** About this task **
This exercise calls for copying every line below that holds the word "Range".
____________________
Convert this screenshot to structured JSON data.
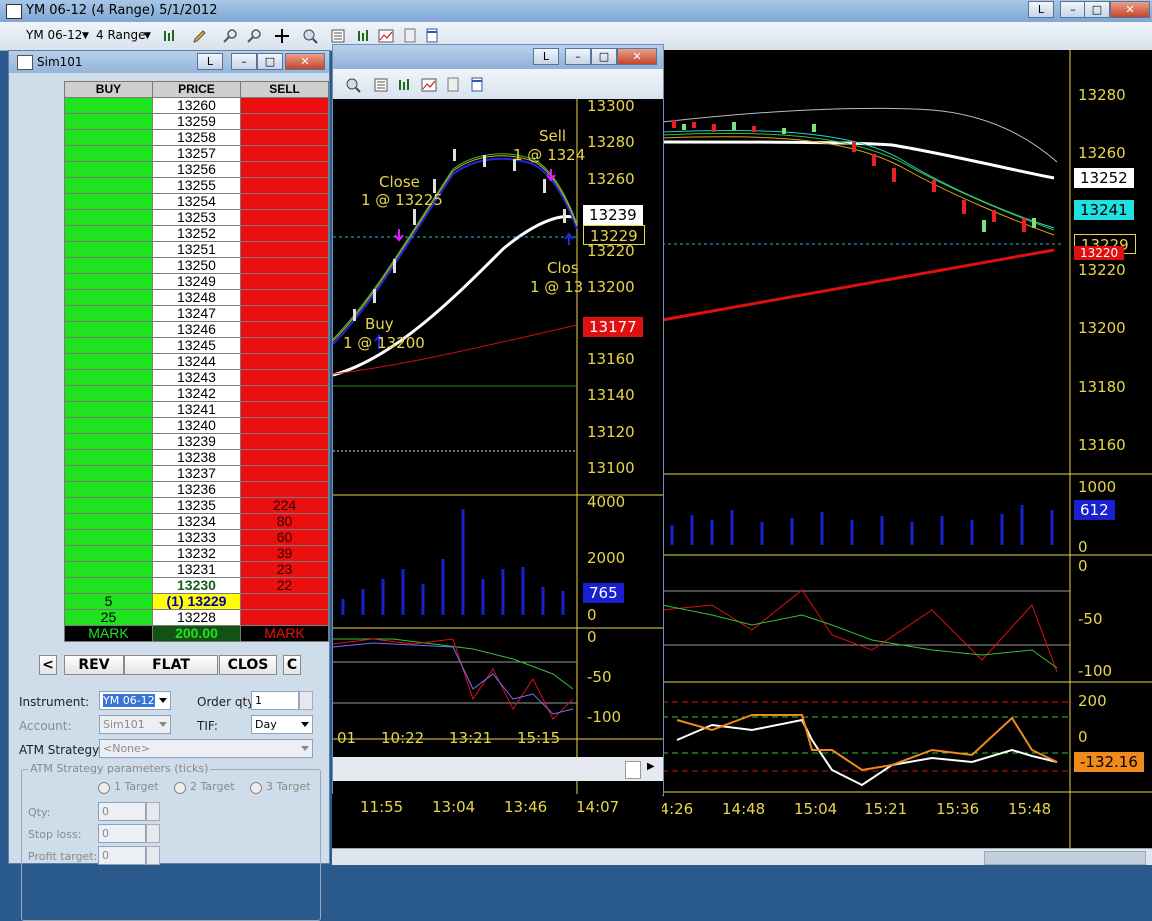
{
  "window": {
    "title": "YM 06-12 (4 Range)  5/1/2012",
    "link_btn": "L",
    "min_btn": "–",
    "max_btn": "□",
    "close_btn": "✕"
  },
  "toolbar": {
    "instrument": "YM 06-12",
    "period": "4 Range"
  },
  "main_chart": {
    "price_axis": [
      "13280",
      "13260",
      "13240",
      "13220",
      "13200",
      "13180",
      "13160"
    ],
    "tags": {
      "white": "13252",
      "cyan": "13241",
      "last": "13229",
      "red": "13220"
    },
    "volume_axis": [
      "1000",
      "500",
      "0"
    ],
    "volume_tag": "612",
    "osc_axis": [
      "0",
      "-50",
      "-100"
    ],
    "cci_axis": [
      "200",
      "0",
      "-200"
    ],
    "cci_tag": "-132.16",
    "time_axis": [
      "14:26",
      "14:48",
      "15:04",
      "15:21",
      "15:36",
      "15:48"
    ],
    "colors": {
      "axis_text": "#e8d54a",
      "ema_red": "#e01010",
      "band_white": "#ffffff",
      "last_line": "#22b8d6"
    }
  },
  "inner_chart": {
    "link_btn": "L",
    "price_axis": [
      "13300",
      "13280",
      "13260",
      "13240",
      "13220",
      "13200",
      "13180",
      "13160",
      "13140",
      "13120",
      "13100"
    ],
    "tags": {
      "white": "13239",
      "last": "13229",
      "red": "13177"
    },
    "volume_axis": [
      "4000",
      "2000",
      "0"
    ],
    "volume_tag": "765",
    "osc_axis": [
      "0",
      "-50",
      "-100"
    ],
    "time_axis": [
      "10:22",
      "13:21",
      "15:15"
    ],
    "time_partial": "01",
    "bottom_time_axis": [
      "11:55",
      "13:04",
      "13:46",
      "14:07"
    ],
    "annotations": {
      "close1_line1": "Close",
      "close1_line2": "1 @ 13225",
      "buy_line1": "Buy",
      "buy_line2": "1 @ 13200",
      "sell_line1": "Sell",
      "sell_line2": "1 @ 1324",
      "close2_line1": "Clos",
      "close2_line2": "1 @ 13"
    }
  },
  "dom": {
    "title": "Sim101",
    "link_btn": "L",
    "headers": {
      "buy": "BUY",
      "price": "PRICE",
      "sell": "SELL"
    },
    "rows": [
      {
        "buy": "",
        "price": "13260",
        "sell": ""
      },
      {
        "buy": "",
        "price": "13259",
        "sell": ""
      },
      {
        "buy": "",
        "price": "13258",
        "sell": ""
      },
      {
        "buy": "",
        "price": "13257",
        "sell": ""
      },
      {
        "buy": "",
        "price": "13256",
        "sell": ""
      },
      {
        "buy": "",
        "price": "13255",
        "sell": ""
      },
      {
        "buy": "",
        "price": "13254",
        "sell": ""
      },
      {
        "buy": "",
        "price": "13253",
        "sell": ""
      },
      {
        "buy": "",
        "price": "13252",
        "sell": ""
      },
      {
        "buy": "",
        "price": "13251",
        "sell": ""
      },
      {
        "buy": "",
        "price": "13250",
        "sell": ""
      },
      {
        "buy": "",
        "price": "13249",
        "sell": ""
      },
      {
        "buy": "",
        "price": "13248",
        "sell": ""
      },
      {
        "buy": "",
        "price": "13247",
        "sell": ""
      },
      {
        "buy": "",
        "price": "13246",
        "sell": ""
      },
      {
        "buy": "",
        "price": "13245",
        "sell": ""
      },
      {
        "buy": "",
        "price": "13244",
        "sell": ""
      },
      {
        "buy": "",
        "price": "13243",
        "sell": ""
      },
      {
        "buy": "",
        "price": "13242",
        "sell": ""
      },
      {
        "buy": "",
        "price": "13241",
        "sell": ""
      },
      {
        "buy": "",
        "price": "13240",
        "sell": ""
      },
      {
        "buy": "",
        "price": "13239",
        "sell": ""
      },
      {
        "buy": "",
        "price": "13238",
        "sell": ""
      },
      {
        "buy": "",
        "price": "13237",
        "sell": ""
      },
      {
        "buy": "",
        "price": "13236",
        "sell": ""
      },
      {
        "buy": "",
        "price": "13235",
        "sell": "224"
      },
      {
        "buy": "",
        "price": "13234",
        "sell": "80"
      },
      {
        "buy": "",
        "price": "13233",
        "sell": "60"
      },
      {
        "buy": "",
        "price": "13232",
        "sell": "39"
      },
      {
        "buy": "",
        "price": "13231",
        "sell": "23"
      },
      {
        "buy": "",
        "price": "13230",
        "sell": "22",
        "bid": true
      },
      {
        "buy": "5",
        "price": "(1) 13229",
        "sell": "",
        "last": true
      },
      {
        "buy": "25",
        "price": "13228",
        "sell": ""
      }
    ],
    "mark": {
      "buy": "MARK",
      "price": "200.00",
      "sell": "MARK"
    },
    "buttons": {
      "left": "<",
      "rev": "REV",
      "flat": "FLAT",
      "close": "CLOS",
      "right": "C"
    },
    "form": {
      "instrument_label": "Instrument:",
      "instrument_value": "YM 06-12",
      "order_qty_label": "Order qty:",
      "order_qty_value": "1",
      "account_label": "Account:",
      "account_value": "Sim101",
      "tif_label": "TIF:",
      "tif_value": "Day",
      "atm_label": "ATM Strategy:",
      "atm_value": "<None>",
      "params_legend": "ATM Strategy parameters (ticks)",
      "target1": "1 Target",
      "target2": "2 Target",
      "target3": "3 Target",
      "qty_label": "Qty:",
      "qty_value": "0",
      "stop_label": "Stop loss:",
      "stop_value": "0",
      "profit_label": "Profit target:",
      "profit_value": "0"
    }
  }
}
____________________
** Output of the exercise **
    "title": "YM 06-12 (4 Range)  5/1/2012",
    "period": "4 Range"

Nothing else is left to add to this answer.